In memory of

at least three civilians and

Pari Bibi, a 19-yr-old girl

killed on Friday, April 14, 2006

near the villages of Howz-e-Madad, Sartak, and Sangesar (Sangisar), Zhare Dasht (‘Yellow Desert’ named after yellow desert flowers) district, some 40 kms southwest of Kandahar. The town and area are famous for being the birthplace of the Taliban and home of Mullah Omar. Despite the U.S. onslaught in 2001, many in the region remain sympathetic to the Taliban (as described in 2003 by Jason Burke, “Stronger and More Deadly, the Terror of the Taliban is Back,” The Observer (November 16, 2003) at,6903,1086197,00.html ). Villagers caught in the cross-fire and aerial bombing on Friday in Sartak said many Taliban had come into the area several days earlier, but said that they had not come into the village itself. They angrily denounced the U.S. and Afghan forces for coming to fight them in the village. A fierce battle broke out when Afghan police forces carried out a search operation near Sangesar. Both Afghan Army and Canadian forces from Kandahar rushed to the scene and fighting continued throughout Friday. As usual, close air support was called-in: British Harrier jets, Apache attack helicopters, and A-10 jets. Villagers reported heavy aerial bombardments. The bombardment killed the district police chief as well as numerous Afghan troops hit by aircrafts’ errant bombing. Fleeing villagers said they saw plumes of black smoke rising. Residents said four civilians in Sangesar were killed and others were wounded in the aerial attacks. Afghan and U.S. forces are as usual preventing all access to the area as part of their effort to manage and spin news. Two days after the attack, real news began filtering out. Muhammad Nasim, 40, a farmer and father of nine, said American helicopters fired upon his farming compound and peppered the fields around. At least 4 rockets hit the compound, killing his animals. Mr. Nasim said, “I am a poor man, and I built this room with a lot of difficulty, but the Americans came and destroyed it….Karzai promised us development; instead they are bombing us.” Another villager, Hafizullah, 35, said his sister Bibi Pari, 19, had been shot dead by the police as she fled across a wheat field with his own two children. Zaher Shah, 21, was shot in the stomach as he rose from his prayers at the village mosque at midday. He admitted seeing many Taliban but only at the mosques, not in the villages.

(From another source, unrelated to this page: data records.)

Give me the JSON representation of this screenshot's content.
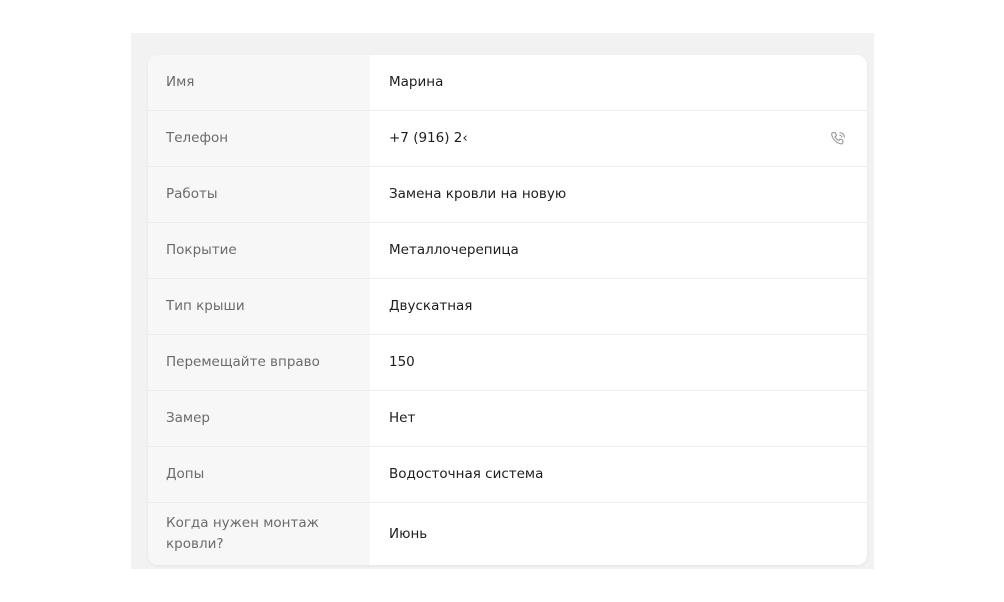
{
  "rows": [
    {
      "label": "Имя",
      "value": "Марина"
    },
    {
      "label": "Телефон",
      "value": "+7 (916) 2‹",
      "action_icon": "phone-call-icon"
    },
    {
      "label": "Работы",
      "value": "Замена кровли на новую"
    },
    {
      "label": "Покрытие",
      "value": "Металлочерепица"
    },
    {
      "label": "Тип крыши",
      "value": "Двускатная"
    },
    {
      "label": "Перемещайте вправо",
      "value": "150"
    },
    {
      "label": "Замер",
      "value": "Нет"
    },
    {
      "label": "Допы",
      "value": "Водосточная система"
    },
    {
      "label": "Когда нужен монтаж кровли?",
      "value": "Июнь"
    }
  ],
  "colors": {
    "page_bg": "#ffffff",
    "panel_bg": "#f2f2f2",
    "label_col_bg": "#f7f7f7",
    "label_text": "#6b6b6b",
    "value_text": "#1e1e1e",
    "divider": "#ececec",
    "icon": "#9a9a9a"
  }
}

Killed as a result of close air support provided to ground forces and firing by satrap troops.